Extracted entries Start Marker

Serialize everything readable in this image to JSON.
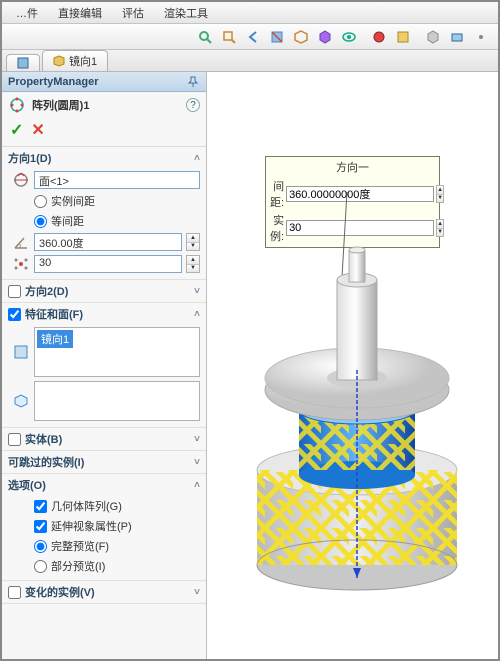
{
  "menu": {
    "m1": "…件",
    "m2": "直接编辑",
    "m3": "评估",
    "m4": "渲染工具"
  },
  "tab": {
    "label": "镜向1"
  },
  "pm": {
    "title": "PropertyManager",
    "feature_name": "阵列(圆周)1",
    "ok": "✓",
    "cancel": "✕",
    "dir1": {
      "title": "方向1(D)",
      "axis_value": "面<1>",
      "r1": "实例间距",
      "r2": "等间距",
      "angle": "360.00度",
      "count": "30"
    },
    "dir2": {
      "title": "方向2(D)"
    },
    "feat": {
      "title": "特征和面(F)",
      "item": "镜向1"
    },
    "body": {
      "title": "实体(B)"
    },
    "skip": {
      "title": "可跳过的实例(I)"
    },
    "opts": {
      "title": "选项(O)",
      "o1": "几何体阵列(G)",
      "o2": "延伸视象属性(P)",
      "o3": "完整预览(F)",
      "o4": "部分预览(I)"
    },
    "vary": {
      "title": "变化的实例(V)"
    }
  },
  "callout": {
    "title": "方向一",
    "spacing_label": "间距:",
    "spacing_value": "360.00000000度",
    "inst_label": "实例:",
    "inst_value": "30"
  }
}
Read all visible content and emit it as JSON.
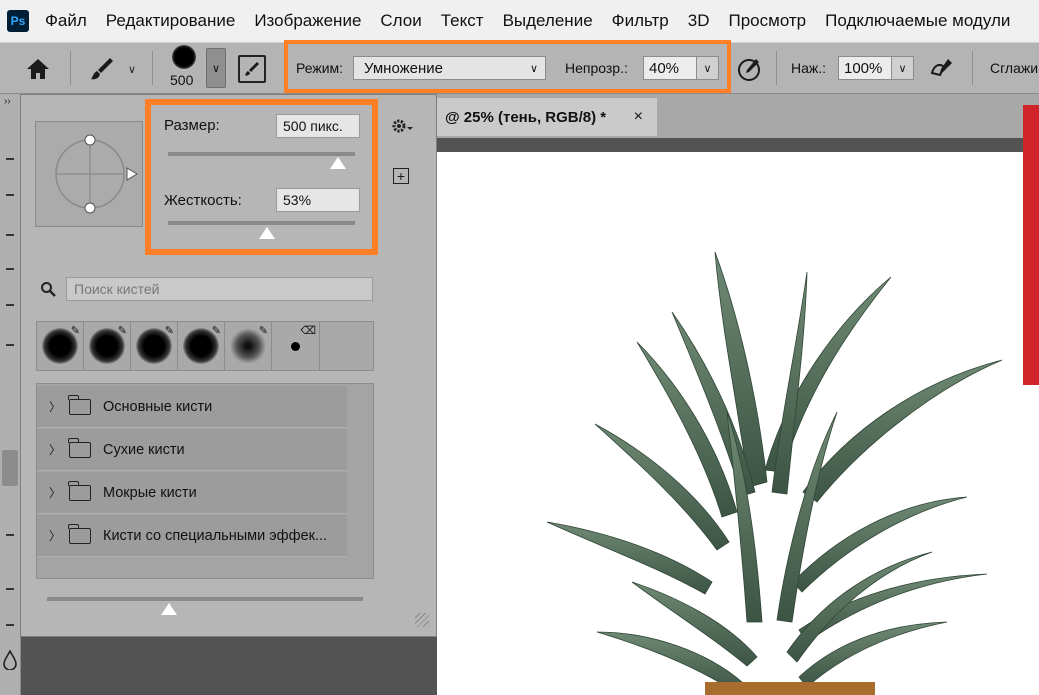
{
  "app": {
    "logo": "Ps"
  },
  "menu": [
    "Файл",
    "Редактирование",
    "Изображение",
    "Слои",
    "Текст",
    "Выделение",
    "Фильтр",
    "3D",
    "Просмотр",
    "Подключаемые модули"
  ],
  "options": {
    "brush_size": "500",
    "mode_label": "Режим:",
    "mode_value": "Умножение",
    "opacity_label": "Непрозр.:",
    "opacity_value": "40%",
    "flow_label": "Наж.:",
    "flow_value": "100%",
    "smoothing_label": "Сглажи"
  },
  "document": {
    "tab_title": "@ 25% (тень, RGB/8) *",
    "close_glyph": "×"
  },
  "brush_panel": {
    "size_label": "Размер:",
    "size_value": "500 пикс.",
    "hardness_label": "Жесткость:",
    "hardness_value": "53%",
    "search_placeholder": "Поиск кистей",
    "folders": [
      "Основные кисти",
      "Сухие кисти",
      "Мокрые кисти",
      "Кисти со специальными эффек..."
    ]
  },
  "colors": {
    "accent_highlight": "#ff7f27",
    "red_swatch": "#d1232a"
  }
}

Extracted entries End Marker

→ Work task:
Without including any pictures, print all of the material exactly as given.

→ Exercise solution:
Serialize everything readable in this image to JSON.
{
  "menu": {
    "m1": "…件",
    "m2": "直接编辑",
    "m3": "评估",
    "m4": "渲染工具"
  },
  "tab": {
    "label": "镜向1"
  },
  "pm": {
    "title": "PropertyManager",
    "feature_name": "阵列(圆周)1",
    "ok": "✓",
    "cancel": "✕",
    "dir1": {
      "title": "方向1(D)",
      "axis_value": "面<1>",
      "r1": "实例间距",
      "r2": "等间距",
      "angle": "360.00度",
      "count": "30"
    },
    "dir2": {
      "title": "方向2(D)"
    },
    "feat": {
      "title": "特征和面(F)",
      "item": "镜向1"
    },
    "body": {
      "title": "实体(B)"
    },
    "skip": {
      "title": "可跳过的实例(I)"
    },
    "opts": {
      "title": "选项(O)",
      "o1": "几何体阵列(G)",
      "o2": "延伸视象属性(P)",
      "o3": "完整预览(F)",
      "o4": "部分预览(I)"
    },
    "vary": {
      "title": "变化的实例(V)"
    }
  },
  "callout": {
    "title": "方向一",
    "spacing_label": "间距:",
    "spacing_value": "360.00000000度",
    "inst_label": "实例:",
    "inst_value": "30"
  }
}
Read all visible content and emit it as JSON.
{
  "app": {
    "logo": "Ps"
  },
  "menu": [
    "Файл",
    "Редактирование",
    "Изображение",
    "Слои",
    "Текст",
    "Выделение",
    "Фильтр",
    "3D",
    "Просмотр",
    "Подключаемые модули"
  ],
  "options": {
    "brush_size": "500",
    "mode_label": "Режим:",
    "mode_value": "Умножение",
    "opacity_label": "Непрозр.:",
    "opacity_value": "40%",
    "flow_label": "Наж.:",
    "flow_value": "100%",
    "smoothing_label": "Сглажи"
  },
  "document": {
    "tab_title": "@ 25% (тень, RGB/8) *",
    "close_glyph": "×"
  },
  "brush_panel": {
    "size_label": "Размер:",
    "size_value": "500 пикс.",
    "hardness_label": "Жесткость:",
    "hardness_value": "53%",
    "search_placeholder": "Поиск кистей",
    "folders": [
      "Основные кисти",
      "Сухие кисти",
      "Мокрые кисти",
      "Кисти со специальными эффек..."
    ]
  },
  "colors": {
    "accent_highlight": "#ff7f27",
    "red_swatch": "#d1232a"
  }
}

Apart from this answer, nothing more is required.